On the evidence in BAE Systems, and considering the claim’s convoluted procedural history, there was no rational basis for apportionment and the Defendant’s appeal was accordingly dismissed.

In a short concurring judgment, Irwin LJ said this at [92]-[93] (emphasis added):

As a matter of principle, and supporting the fundamental approach that compensation should never become windfall, where an injury is divisible, even if on a rough and ready approach to the division, recompense must be limited to the consequences of identified injury attributable to the tort in question. I further support the proposition that it will often be appropriate to look closely, particularly in a case where psychiatric injury proves indivisible, to establish whether the pre-existing state may not nevertheless demonstrate a high degree of vulnerability to, and the probability of, future injury: if not today, then tomorrow.

In my view, the problem exposed here, properly analysed, is not so much a problem of law as a problem of medicine or science. The territory between the non- pathological but sensitised and vulnerable individual and the person with a defined pathology constitutes highly debatable land.

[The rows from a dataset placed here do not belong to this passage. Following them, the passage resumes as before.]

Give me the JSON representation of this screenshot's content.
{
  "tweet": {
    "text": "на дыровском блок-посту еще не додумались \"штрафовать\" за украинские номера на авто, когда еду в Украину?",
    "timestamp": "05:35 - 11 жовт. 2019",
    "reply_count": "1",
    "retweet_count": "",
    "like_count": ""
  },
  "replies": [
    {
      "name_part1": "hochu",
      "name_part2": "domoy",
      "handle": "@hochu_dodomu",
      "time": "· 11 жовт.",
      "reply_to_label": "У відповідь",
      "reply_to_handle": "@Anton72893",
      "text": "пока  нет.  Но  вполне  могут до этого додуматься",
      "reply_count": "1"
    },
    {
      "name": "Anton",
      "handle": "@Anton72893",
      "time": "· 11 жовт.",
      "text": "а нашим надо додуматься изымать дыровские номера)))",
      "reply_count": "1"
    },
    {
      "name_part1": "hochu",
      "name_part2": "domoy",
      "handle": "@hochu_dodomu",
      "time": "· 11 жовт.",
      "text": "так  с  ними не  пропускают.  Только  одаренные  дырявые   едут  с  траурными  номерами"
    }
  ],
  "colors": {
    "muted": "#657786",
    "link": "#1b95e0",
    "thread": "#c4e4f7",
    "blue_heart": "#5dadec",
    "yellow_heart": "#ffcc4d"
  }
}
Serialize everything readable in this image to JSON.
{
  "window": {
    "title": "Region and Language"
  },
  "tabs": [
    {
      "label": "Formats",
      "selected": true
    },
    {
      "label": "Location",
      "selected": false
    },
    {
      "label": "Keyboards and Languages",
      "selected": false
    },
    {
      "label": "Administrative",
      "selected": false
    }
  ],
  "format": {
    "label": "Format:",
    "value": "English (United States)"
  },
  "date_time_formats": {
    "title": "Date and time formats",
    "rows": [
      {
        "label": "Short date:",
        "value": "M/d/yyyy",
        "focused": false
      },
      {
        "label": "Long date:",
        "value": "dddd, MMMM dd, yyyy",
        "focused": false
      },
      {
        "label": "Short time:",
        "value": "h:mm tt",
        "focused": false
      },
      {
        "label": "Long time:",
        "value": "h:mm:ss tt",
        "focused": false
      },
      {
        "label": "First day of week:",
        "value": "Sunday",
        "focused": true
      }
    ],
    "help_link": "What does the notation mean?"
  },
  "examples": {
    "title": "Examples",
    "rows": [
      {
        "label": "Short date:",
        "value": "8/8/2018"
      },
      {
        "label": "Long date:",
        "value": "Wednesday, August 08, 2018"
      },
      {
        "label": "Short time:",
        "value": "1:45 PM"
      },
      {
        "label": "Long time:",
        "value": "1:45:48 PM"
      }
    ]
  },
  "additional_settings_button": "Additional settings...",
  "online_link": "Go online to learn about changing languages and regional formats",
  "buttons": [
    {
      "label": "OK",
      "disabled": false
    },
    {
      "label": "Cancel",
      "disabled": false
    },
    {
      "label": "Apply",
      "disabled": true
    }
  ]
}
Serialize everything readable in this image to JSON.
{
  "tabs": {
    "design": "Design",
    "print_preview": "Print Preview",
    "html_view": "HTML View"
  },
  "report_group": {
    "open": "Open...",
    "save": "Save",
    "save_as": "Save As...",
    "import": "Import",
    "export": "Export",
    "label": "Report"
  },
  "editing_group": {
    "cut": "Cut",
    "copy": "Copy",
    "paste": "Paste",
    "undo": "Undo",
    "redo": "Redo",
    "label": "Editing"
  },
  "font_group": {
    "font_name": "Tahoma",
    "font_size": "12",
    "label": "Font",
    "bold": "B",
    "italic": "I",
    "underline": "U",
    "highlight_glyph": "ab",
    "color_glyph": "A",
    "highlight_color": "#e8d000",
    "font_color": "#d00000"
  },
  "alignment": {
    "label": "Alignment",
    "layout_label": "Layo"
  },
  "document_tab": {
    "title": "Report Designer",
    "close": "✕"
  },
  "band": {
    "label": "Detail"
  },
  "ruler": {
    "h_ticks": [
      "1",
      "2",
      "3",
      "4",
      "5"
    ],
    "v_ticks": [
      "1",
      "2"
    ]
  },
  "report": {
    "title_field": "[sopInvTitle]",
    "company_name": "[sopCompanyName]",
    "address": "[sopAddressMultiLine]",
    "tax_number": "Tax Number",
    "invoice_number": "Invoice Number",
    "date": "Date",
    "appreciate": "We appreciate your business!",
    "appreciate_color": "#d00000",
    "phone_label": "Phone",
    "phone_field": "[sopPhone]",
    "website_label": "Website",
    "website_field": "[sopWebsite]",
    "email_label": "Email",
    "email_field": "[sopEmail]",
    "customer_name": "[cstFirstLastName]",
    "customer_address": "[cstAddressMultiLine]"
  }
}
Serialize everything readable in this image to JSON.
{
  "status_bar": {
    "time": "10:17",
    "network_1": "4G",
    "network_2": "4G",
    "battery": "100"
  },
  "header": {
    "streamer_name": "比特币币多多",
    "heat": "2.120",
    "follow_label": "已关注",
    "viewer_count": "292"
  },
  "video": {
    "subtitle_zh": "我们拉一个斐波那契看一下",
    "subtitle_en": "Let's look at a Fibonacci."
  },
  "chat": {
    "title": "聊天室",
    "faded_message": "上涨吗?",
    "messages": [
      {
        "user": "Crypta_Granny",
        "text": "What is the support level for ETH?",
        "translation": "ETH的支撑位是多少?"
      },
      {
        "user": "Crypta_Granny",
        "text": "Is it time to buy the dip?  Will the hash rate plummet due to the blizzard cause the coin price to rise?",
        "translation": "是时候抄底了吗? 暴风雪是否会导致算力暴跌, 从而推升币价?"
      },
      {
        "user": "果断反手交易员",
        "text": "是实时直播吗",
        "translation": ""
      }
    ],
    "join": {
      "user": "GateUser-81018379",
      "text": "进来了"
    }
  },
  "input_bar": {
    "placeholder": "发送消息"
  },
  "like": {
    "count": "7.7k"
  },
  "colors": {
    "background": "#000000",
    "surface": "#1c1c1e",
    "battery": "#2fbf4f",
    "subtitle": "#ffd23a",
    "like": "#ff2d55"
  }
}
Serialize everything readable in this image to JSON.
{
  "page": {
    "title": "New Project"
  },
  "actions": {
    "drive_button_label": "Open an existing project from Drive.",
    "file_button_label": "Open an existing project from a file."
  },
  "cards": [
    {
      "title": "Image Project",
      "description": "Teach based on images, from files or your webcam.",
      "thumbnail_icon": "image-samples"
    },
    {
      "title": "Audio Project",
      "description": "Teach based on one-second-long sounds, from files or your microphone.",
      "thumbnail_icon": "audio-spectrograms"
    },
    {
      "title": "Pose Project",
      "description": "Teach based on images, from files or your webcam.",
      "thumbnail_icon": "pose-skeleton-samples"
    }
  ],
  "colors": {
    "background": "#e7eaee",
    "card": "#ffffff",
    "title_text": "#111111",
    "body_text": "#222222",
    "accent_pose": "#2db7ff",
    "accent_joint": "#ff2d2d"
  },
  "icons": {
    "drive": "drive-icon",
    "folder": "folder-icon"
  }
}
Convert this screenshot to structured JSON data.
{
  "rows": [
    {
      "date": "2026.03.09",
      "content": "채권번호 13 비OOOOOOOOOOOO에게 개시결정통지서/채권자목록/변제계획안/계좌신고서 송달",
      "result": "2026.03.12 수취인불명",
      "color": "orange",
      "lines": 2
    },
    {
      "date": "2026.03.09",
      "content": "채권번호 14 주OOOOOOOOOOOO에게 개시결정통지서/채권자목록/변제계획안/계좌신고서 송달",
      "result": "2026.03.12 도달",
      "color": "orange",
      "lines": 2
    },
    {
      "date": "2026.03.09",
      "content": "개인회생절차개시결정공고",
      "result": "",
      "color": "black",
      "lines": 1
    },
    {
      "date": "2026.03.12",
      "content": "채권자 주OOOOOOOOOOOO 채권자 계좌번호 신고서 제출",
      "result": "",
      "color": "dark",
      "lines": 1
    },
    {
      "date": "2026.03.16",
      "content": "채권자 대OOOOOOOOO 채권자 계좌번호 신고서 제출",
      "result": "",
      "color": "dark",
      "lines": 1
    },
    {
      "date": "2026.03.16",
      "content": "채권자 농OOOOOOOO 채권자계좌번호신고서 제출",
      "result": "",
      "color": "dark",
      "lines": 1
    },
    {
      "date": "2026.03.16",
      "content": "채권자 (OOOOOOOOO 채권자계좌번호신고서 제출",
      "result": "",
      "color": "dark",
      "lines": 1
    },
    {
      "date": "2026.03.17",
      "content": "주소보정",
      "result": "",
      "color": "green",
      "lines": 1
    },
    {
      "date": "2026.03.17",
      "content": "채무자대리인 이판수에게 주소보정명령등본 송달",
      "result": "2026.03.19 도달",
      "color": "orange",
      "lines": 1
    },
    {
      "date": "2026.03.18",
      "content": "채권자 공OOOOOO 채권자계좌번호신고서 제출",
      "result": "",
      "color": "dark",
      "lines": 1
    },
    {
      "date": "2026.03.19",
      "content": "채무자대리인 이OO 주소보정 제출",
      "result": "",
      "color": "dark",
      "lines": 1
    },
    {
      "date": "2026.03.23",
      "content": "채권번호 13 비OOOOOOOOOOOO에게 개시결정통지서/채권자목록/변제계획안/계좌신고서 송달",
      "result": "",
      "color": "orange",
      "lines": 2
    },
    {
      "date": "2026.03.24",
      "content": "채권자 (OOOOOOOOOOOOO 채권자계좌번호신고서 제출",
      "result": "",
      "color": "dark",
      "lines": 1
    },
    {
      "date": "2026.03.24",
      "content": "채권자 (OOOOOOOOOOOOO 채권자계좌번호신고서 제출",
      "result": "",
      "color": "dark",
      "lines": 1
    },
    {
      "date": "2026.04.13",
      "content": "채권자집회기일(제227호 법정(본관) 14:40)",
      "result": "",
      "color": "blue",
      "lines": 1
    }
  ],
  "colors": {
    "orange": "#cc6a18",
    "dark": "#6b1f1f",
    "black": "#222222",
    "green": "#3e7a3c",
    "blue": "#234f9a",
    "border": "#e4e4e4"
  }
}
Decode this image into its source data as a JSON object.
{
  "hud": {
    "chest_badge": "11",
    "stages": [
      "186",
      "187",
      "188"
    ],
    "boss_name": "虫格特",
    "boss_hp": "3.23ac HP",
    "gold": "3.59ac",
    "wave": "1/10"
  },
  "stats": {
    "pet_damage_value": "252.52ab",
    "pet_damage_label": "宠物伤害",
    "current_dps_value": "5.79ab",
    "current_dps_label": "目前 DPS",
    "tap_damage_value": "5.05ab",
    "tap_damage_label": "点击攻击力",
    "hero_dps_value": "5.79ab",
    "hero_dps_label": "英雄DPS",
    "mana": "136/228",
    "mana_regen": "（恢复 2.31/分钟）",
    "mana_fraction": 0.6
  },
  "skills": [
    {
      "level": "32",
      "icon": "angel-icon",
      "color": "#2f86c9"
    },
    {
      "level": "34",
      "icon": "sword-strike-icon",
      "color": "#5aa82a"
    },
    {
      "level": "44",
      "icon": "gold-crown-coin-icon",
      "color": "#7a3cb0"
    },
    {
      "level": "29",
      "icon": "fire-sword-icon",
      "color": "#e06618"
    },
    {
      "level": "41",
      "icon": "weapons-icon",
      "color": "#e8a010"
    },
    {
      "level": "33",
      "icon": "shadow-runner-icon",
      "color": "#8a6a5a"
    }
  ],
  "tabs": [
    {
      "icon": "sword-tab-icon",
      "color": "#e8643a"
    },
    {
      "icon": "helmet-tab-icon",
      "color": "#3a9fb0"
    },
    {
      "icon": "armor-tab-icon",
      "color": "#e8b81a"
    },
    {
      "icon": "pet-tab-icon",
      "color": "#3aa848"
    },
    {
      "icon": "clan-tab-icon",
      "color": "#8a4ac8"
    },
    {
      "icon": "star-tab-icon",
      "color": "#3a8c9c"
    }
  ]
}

It should be closely and carefully mapped by the relevant experts, and it is imperative that they should bring to bear as much clinical and diagnostic precision as possible, paying close attention to one or both of the internationally recognised psychiatric diagnostic systems. In particular, it is necessary to consider whether a less serious but nevertheless established and defined disorder may not have been achieved before progression to the diagnostic end-state. In addition, it should be routine for the experts to assess the level of risk of crossing the borderland between non-pathology and pathology through some other stimulus than the tortious act or omission. It will be recognised that exercise is often difficult and uncertain, but it will often be possible to give such advice within reasonable parameters of time and to the level of probability. Such an exercise is necessary in order to address proposition 16 in Hatton.


It is suggested that Irwin LJ was right that the questions whether a condition is divisible or indivisible, and of the appropriate apportionment, are more questions of medicine and science than of law. The legal principles are clear, and in cases such as Rahman it was the expert evidence that enabled the court, in applying those principles, to apportion damages accordingly. By contrast, in BAE Systems the lack of evidence led to the court declining to make any apportionment.

The aim in cases of psychiatric injury – and, it is suggested, in novel cases more generally – is thus to establish, by expert evidence, a rational basis on which the harm suffered can be apportioned. Particularly at the boundaries of medical and scientific understanding, this may be easier said than done.

1 As quoted in The Gene: An Intimate History by Siddhartha Mukherjee (Random House, 2016), p. 485.